# A-level Physics (Advancing Physics)/Energy in Simple Harmonic Motion

A mass oscillating on a spring in a gravity-free vacuum has two sorts of energy: kinetic energy and elastic (potential) energy. Kinetic energy is given by:

Elastic energy, or elastic potential energy, is given by:

So, the total energy stored by the oscillator is:

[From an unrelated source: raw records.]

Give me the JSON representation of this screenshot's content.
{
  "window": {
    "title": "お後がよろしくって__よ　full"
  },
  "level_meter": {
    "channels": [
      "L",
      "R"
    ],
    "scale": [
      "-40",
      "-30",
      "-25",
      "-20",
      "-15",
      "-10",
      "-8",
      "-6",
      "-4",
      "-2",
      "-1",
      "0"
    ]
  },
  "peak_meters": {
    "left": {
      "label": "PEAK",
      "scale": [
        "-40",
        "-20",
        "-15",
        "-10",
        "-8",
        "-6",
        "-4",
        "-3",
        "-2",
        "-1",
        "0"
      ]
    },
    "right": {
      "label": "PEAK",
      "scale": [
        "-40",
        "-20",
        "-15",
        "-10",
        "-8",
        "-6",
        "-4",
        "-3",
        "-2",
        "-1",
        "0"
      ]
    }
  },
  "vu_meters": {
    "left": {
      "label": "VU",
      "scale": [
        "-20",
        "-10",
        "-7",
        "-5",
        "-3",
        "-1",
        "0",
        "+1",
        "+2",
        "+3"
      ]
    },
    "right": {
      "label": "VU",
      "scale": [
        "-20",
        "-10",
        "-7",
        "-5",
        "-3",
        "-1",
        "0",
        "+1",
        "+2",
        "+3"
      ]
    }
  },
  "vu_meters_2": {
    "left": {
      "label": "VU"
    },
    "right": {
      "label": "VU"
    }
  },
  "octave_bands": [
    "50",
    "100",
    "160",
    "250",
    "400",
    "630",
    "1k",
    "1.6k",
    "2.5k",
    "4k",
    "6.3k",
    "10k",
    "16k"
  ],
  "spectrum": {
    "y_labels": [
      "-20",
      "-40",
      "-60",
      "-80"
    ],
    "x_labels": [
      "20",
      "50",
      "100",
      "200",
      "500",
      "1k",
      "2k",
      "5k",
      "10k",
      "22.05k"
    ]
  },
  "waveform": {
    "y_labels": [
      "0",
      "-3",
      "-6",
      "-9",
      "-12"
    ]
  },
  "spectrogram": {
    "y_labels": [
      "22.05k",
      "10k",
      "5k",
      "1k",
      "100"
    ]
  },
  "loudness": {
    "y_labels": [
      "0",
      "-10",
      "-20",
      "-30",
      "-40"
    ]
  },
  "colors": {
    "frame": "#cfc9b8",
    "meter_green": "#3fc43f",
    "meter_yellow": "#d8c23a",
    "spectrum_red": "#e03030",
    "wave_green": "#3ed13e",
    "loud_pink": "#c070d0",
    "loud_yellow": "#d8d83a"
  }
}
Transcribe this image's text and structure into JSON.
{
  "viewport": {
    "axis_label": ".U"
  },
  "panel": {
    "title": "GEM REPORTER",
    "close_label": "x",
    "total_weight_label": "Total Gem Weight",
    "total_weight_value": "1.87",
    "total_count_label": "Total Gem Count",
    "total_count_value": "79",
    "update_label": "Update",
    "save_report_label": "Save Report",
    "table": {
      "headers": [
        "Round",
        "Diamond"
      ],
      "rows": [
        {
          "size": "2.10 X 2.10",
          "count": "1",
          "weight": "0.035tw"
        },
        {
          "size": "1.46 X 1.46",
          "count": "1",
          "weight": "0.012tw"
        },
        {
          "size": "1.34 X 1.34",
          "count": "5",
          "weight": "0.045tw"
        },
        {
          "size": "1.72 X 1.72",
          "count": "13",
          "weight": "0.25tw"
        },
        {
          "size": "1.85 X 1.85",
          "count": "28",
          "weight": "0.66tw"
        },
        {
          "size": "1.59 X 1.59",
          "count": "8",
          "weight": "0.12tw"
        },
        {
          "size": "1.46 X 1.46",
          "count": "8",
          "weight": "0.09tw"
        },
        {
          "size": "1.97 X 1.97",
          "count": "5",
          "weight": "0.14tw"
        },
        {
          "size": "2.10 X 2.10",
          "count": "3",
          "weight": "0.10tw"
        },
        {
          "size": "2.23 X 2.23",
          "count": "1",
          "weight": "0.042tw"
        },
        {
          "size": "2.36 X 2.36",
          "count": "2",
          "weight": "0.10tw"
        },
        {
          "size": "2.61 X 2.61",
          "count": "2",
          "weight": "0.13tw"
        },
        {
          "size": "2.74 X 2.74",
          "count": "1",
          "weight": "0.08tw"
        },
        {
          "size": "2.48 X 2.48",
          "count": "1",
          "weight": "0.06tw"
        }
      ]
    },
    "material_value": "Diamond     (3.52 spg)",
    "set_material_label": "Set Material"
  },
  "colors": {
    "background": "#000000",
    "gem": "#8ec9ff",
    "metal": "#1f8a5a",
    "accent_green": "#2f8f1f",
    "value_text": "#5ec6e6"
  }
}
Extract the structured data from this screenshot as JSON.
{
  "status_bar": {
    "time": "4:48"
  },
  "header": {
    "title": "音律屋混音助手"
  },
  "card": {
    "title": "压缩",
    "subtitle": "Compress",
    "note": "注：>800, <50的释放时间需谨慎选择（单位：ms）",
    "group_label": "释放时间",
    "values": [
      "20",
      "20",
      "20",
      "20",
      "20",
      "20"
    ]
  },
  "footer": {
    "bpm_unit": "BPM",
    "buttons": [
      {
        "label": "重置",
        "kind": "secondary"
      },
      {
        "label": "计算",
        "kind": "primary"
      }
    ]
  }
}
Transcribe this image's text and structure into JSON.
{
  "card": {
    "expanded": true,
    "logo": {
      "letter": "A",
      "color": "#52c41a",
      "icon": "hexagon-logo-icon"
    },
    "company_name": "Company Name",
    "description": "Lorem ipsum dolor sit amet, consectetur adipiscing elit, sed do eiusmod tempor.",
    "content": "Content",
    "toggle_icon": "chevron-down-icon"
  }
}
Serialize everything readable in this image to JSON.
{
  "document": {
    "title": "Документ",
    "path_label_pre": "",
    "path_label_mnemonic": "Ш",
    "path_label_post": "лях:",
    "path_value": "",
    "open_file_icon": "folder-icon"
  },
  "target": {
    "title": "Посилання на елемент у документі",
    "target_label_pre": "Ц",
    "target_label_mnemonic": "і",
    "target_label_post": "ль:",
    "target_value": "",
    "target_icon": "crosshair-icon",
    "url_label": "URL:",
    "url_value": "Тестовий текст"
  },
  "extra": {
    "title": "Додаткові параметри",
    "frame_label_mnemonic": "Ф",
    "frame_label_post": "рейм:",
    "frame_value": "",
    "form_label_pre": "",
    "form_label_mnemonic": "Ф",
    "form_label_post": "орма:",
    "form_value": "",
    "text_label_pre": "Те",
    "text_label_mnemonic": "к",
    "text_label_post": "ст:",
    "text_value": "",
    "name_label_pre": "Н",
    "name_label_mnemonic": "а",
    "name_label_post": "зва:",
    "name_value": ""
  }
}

This total energy is constant. However, the proportions of this energy which are kinetic and elastic change over time, since v and x change with time. If we give a spring a displacement, it has no kinetic energy, and a certain amount of elastic energy. If we let it go, that elastic energy is all converted into kinetic energy, and so, when the mass reaches its initial position, it has no elastic energy, and all the elastic energy it did have has been converted into kinetic energy. As the mass continues to travel, it is slowed by the spring, and so the kinetic energy is converted back into elastic energy - the same amount of elastic energy as it started out. The nature of the energy oscillates back and forth, but the total energy is constant.

If the mass is oscillating vertically in a gravitational field, the situation gets more complicated since the spring now has gravitational potential energy, elastic potential energy and kinetic energy. However, it turns out (if you do the maths) that the total energy is still constant, although the equilibrium position will be lower.

## Questions[edit]

1. A 10g mass causes a spring to extend 5 cm. How much energy is stored by the spring?

2. A 500g mass on a spring (k=100) is extended by 0.2m, and begins to oscillate in an otherwise empty universe. What is the maximum velocity which it reaches?

3. Another 500g mass on another spring in another otherwise empty universe is extended by 0.5m, and begins to oscillate. If it reaches a maximum velocity of 15ms^{−1}, what is the spring constant of the spring?

4. Draw graphs of the kinetic and elastic energies of a mass on a spring (ignoring gravity).

5. Use the trigonometric formulae for x and v to derive an equation for the total energy stored by an oscillating mass on a spring, ignoring gravity and air resistance, which is constant with respect to time.